INSTRUCTIONS FOR THE TASK =>
Copy all the entries word for word, but omit the pictures.
----- RECORDS SUPPLIED -----
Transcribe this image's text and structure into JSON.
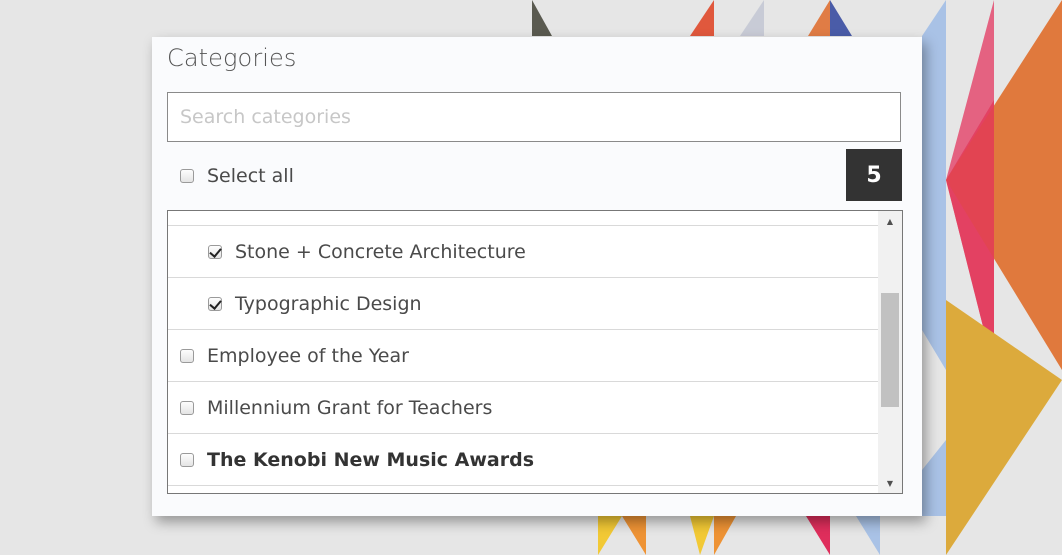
{
  "panel": {
    "title": "Categories",
    "search": {
      "placeholder": "Search categories",
      "value": ""
    },
    "select_all": {
      "label": "Select all",
      "checked": false
    },
    "selected_count": "5",
    "list": {
      "items": [
        {
          "label": "Stone + Concrete Architecture",
          "checked": true,
          "indented": true,
          "bold": false
        },
        {
          "label": "Typographic Design",
          "checked": true,
          "indented": true,
          "bold": false
        },
        {
          "label": "Employee of the Year",
          "checked": false,
          "indented": false,
          "bold": false
        },
        {
          "label": "Millennium Grant for Teachers",
          "checked": false,
          "indented": false,
          "bold": false
        },
        {
          "label": "The Kenobi New Music Awards",
          "checked": false,
          "indented": false,
          "bold": true
        }
      ],
      "scroll_up_icon": "triangle-up",
      "scroll_down_icon": "triangle-down"
    }
  },
  "colors": {
    "page_background": "#e6e6e6",
    "panel_background": "#fafbfd",
    "badge_background": "#333333",
    "badge_text": "#ffffff"
  }
}
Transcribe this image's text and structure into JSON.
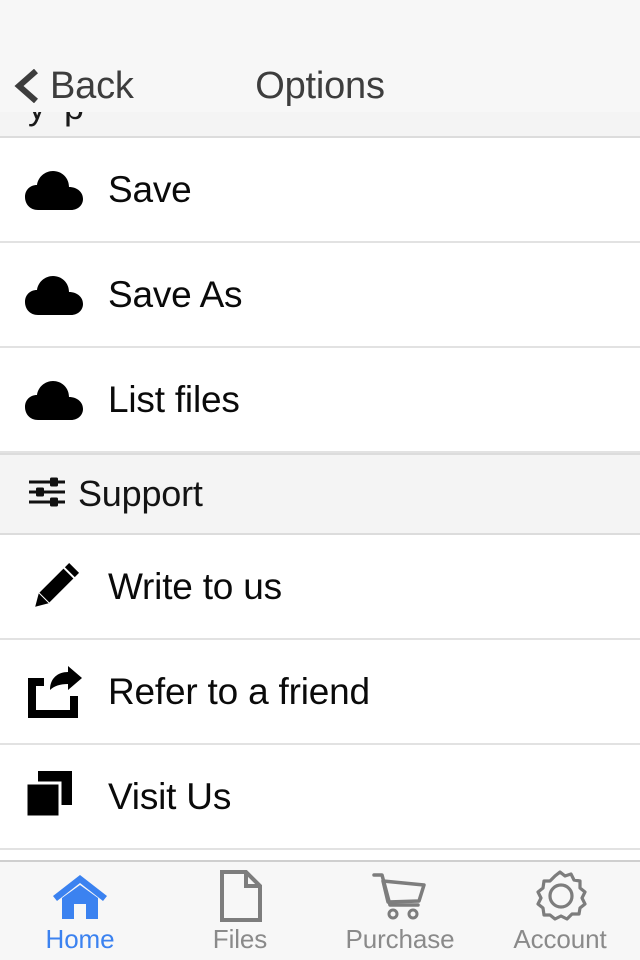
{
  "navbar": {
    "back_label": "Back",
    "back_icon": "chevron-left-icon",
    "title": "Options",
    "background": "#f7f7f7",
    "text_color": "#3d3d3d"
  },
  "peek_section": {
    "note": "partially scrolled section header clipped by the nav bar",
    "background": "#f4f4f4"
  },
  "list": {
    "items": [
      {
        "label": "Save",
        "icon": "cloud-icon",
        "type": "row",
        "name": "list-item-save"
      },
      {
        "label": "Save As",
        "icon": "cloud-icon",
        "type": "row",
        "name": "list-item-save-as"
      },
      {
        "label": "List files",
        "icon": "cloud-icon",
        "type": "row",
        "name": "list-item-list-files"
      },
      {
        "label": "Support",
        "icon": "sliders-icon",
        "type": "section",
        "name": "section-header-support"
      },
      {
        "label": "Write to us",
        "icon": "pencil-icon",
        "type": "row",
        "name": "list-item-write-to-us"
      },
      {
        "label": "Refer to a friend",
        "icon": "share-icon",
        "type": "row",
        "name": "list-item-refer-to-a-friend"
      },
      {
        "label": "Visit Us",
        "icon": "copy-icon",
        "type": "row",
        "name": "list-item-visit-us"
      }
    ],
    "row_background": "#ffffff",
    "separator_color": "#e2e2e2",
    "label_color": "#0a0a0a",
    "icon_color": "#000000"
  },
  "tabbar": {
    "background": "#f7f7f7",
    "active_color": "#3b82f0",
    "inactive_color": "#8a8a8a",
    "tabs": [
      {
        "label": "Home",
        "icon": "home-icon",
        "active": true,
        "name": "tab-home"
      },
      {
        "label": "Files",
        "icon": "file-icon",
        "active": false,
        "name": "tab-files"
      },
      {
        "label": "Purchase",
        "icon": "cart-icon",
        "active": false,
        "name": "tab-purchase"
      },
      {
        "label": "Account",
        "icon": "gear-icon",
        "active": false,
        "name": "tab-account"
      }
    ]
  }
}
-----
TASK ANSWER =>
Transcribe this image's text and structure into JSON.
{
  "panel": {
    "title": "Categories",
    "search": {
      "placeholder": "Search categories",
      "value": ""
    },
    "select_all": {
      "label": "Select all",
      "checked": false
    },
    "selected_count": "5",
    "list": {
      "items": [
        {
          "label": "Stone + Concrete Architecture",
          "checked": true,
          "indented": true,
          "bold": false
        },
        {
          "label": "Typographic Design",
          "checked": true,
          "indented": true,
          "bold": false
        },
        {
          "label": "Employee of the Year",
          "checked": false,
          "indented": false,
          "bold": false
        },
        {
          "label": "Millennium Grant for Teachers",
          "checked": false,
          "indented": false,
          "bold": false
        },
        {
          "label": "The Kenobi New Music Awards",
          "checked": false,
          "indented": false,
          "bold": true
        }
      ],
      "scroll_up_icon": "triangle-up",
      "scroll_down_icon": "triangle-down"
    }
  },
  "colors": {
    "page_background": "#e6e6e6",
    "panel_background": "#fafbfd",
    "badge_background": "#333333",
    "badge_text": "#ffffff"
  }
}
Transcribe this image's text and structure into JSON.
{
  "navbar": {
    "back_label": "Back",
    "back_icon": "chevron-left-icon",
    "title": "Options",
    "background": "#f7f7f7",
    "text_color": "#3d3d3d"
  },
  "peek_section": {
    "note": "partially scrolled section header clipped by the nav bar",
    "background": "#f4f4f4"
  },
  "list": {
    "items": [
      {
        "label": "Save",
        "icon": "cloud-icon",
        "type": "row",
        "name": "list-item-save"
      },
      {
        "label": "Save As",
        "icon": "cloud-icon",
        "type": "row",
        "name": "list-item-save-as"
      },
      {
        "label": "List files",
        "icon": "cloud-icon",
        "type": "row",
        "name": "list-item-list-files"
      },
      {
        "label": "Support",
        "icon": "sliders-icon",
        "type": "section",
        "name": "section-header-support"
      },
      {
        "label": "Write to us",
        "icon": "pencil-icon",
        "type": "row",
        "name": "list-item-write-to-us"
      },
      {
        "label": "Refer to a friend",
        "icon": "share-icon",
        "type": "row",
        "name": "list-item-refer-to-a-friend"
      },
      {
        "label": "Visit Us",
        "icon": "copy-icon",
        "type": "row",
        "name": "list-item-visit-us"
      }
    ],
    "row_background": "#ffffff",
    "separator_color": "#e2e2e2",
    "label_color": "#0a0a0a",
    "icon_color": "#000000"
  },
  "tabbar": {
    "background": "#f7f7f7",
    "active_color": "#3b82f0",
    "inactive_color": "#8a8a8a",
    "tabs": [
      {
        "label": "Home",
        "icon": "home-icon",
        "active": true,
        "name": "tab-home"
      },
      {
        "label": "Files",
        "icon": "file-icon",
        "active": false,
        "name": "tab-files"
      },
      {
        "label": "Purchase",
        "icon": "cart-icon",
        "active": false,
        "name": "tab-purchase"
      },
      {
        "label": "Account",
        "icon": "gear-icon",
        "active": false,
        "name": "tab-account"
      }
    ]
  }
}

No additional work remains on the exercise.